I SPENT a little time recently walking through Rotherham town centre with PC Paul Jameson from the central neighbourhood team.
We passed the imposing front of the Minster, strolled along the shopping streets, dropped in on some of the shops and then visited a cafe and stalls in the market.
The market was especially busy — and I bought a bargain pack of Lincolnshire sprouts which should keep me going through Christmas to the New Year.
In McDonalds restaurant two Police Community Support Officers, Ashley Hill and Tina Green, had set up a stall at the entrance with information about crime prevention, and were talking to many of those who were passing through.
I met the manager, Andy Bainbridge, and the owner, Franco Ventura, who told me about his business and the others in the centre.
I hadn’t appreciated until I met him just how critical it is for the retailers to see the town centre footfall not just maintained but increased — profit margins can be very tight and incidents or just bad weather can soon depress numbers.
He asked me how long I thought the average customer stayed in a fast-food restaurant like his.
I had no idea, but was very surprised when he said it was 20 minutes.
In other words, if businesses like his are to be able to maintain themselves they need a steady flow of people coming into town, looking round the shops and dropping in for a coffee, all through the day.
Which is where the police come in.
People will not visit the town centre or its shops if they have to contend with aggressive begging or are anxious about street robberies or have to confront people with drug or alcohol issues.
A steady and visible police presence helps to deter crime and increase the sense of safety.
In addition, a regular team of officers who get to know the area and the retailers can work with the agencies that tackle those non-crime issues that nevertheless cause as much disquiet and put people off coming in.
This is well understood by the Rotherham centre police team who are forming strong relationships with retailers and business owners.
This can only get stronger as we look forward to increased numbers of police officers joining the force in coming years.

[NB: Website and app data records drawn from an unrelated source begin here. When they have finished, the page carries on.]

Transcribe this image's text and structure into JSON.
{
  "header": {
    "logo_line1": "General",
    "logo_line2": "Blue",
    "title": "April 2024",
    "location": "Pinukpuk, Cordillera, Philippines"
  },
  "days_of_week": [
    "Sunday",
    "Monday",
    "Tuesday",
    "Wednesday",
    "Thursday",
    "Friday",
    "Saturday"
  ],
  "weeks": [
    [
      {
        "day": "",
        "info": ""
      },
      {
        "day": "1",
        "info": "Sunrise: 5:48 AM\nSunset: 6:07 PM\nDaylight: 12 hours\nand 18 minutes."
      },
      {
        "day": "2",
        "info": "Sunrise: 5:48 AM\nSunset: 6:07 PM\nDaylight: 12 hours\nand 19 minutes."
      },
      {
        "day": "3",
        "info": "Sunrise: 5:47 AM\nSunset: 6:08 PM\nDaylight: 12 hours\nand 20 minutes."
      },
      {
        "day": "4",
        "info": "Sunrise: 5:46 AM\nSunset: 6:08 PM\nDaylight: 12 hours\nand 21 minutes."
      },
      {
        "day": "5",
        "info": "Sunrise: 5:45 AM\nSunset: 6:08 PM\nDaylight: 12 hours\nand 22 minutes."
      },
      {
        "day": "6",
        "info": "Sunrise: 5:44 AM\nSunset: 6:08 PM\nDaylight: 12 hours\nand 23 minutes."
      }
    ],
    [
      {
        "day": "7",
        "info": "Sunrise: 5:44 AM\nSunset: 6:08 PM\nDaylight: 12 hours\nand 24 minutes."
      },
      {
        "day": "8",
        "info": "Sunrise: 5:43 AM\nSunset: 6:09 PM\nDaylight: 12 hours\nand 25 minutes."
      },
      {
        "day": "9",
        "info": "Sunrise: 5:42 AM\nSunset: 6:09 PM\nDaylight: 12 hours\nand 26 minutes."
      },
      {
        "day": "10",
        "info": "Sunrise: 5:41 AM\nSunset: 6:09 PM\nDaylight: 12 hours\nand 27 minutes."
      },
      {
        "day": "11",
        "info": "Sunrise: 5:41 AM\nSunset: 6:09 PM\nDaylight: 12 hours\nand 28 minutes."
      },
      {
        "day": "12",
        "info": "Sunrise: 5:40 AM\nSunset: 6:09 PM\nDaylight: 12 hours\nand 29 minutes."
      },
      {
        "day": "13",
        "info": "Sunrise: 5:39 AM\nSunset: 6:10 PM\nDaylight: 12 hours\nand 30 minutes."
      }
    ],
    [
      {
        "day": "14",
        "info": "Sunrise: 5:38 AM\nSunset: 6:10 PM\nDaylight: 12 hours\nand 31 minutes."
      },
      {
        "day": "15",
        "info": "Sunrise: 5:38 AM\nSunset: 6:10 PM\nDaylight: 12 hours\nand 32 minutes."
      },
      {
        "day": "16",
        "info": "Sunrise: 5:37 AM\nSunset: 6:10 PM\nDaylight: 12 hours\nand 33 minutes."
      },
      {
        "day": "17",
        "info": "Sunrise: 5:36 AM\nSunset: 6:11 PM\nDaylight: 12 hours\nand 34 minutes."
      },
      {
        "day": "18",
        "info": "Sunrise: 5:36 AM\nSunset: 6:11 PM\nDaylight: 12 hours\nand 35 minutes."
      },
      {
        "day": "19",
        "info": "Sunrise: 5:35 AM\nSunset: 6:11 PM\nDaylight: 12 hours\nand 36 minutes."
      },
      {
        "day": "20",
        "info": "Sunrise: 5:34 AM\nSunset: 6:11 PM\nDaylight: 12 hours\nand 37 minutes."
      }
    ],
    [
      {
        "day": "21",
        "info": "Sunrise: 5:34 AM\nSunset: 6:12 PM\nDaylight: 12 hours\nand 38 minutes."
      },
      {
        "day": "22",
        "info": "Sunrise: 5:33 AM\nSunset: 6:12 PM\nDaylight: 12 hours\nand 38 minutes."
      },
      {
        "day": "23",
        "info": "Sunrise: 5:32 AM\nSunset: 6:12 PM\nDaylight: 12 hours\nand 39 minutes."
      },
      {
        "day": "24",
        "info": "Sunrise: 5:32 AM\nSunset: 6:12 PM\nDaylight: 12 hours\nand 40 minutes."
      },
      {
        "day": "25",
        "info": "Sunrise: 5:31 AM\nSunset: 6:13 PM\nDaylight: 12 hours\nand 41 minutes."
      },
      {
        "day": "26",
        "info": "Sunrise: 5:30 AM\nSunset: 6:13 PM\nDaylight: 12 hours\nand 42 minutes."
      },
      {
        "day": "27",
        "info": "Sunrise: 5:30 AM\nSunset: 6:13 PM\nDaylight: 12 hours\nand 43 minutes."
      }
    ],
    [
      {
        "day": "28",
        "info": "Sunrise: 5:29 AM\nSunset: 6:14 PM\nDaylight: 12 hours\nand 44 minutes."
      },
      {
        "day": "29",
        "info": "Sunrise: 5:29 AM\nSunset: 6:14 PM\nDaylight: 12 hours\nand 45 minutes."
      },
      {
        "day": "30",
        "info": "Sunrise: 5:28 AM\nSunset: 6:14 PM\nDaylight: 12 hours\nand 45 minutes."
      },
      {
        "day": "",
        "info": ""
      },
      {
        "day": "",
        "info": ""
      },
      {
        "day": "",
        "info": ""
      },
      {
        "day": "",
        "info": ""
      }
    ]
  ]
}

We all have a part to play in making the town centre somewhere we are happy to visit and spend time.
Dr Alan Billings, Police and Crime Commissioner for South Yorkshire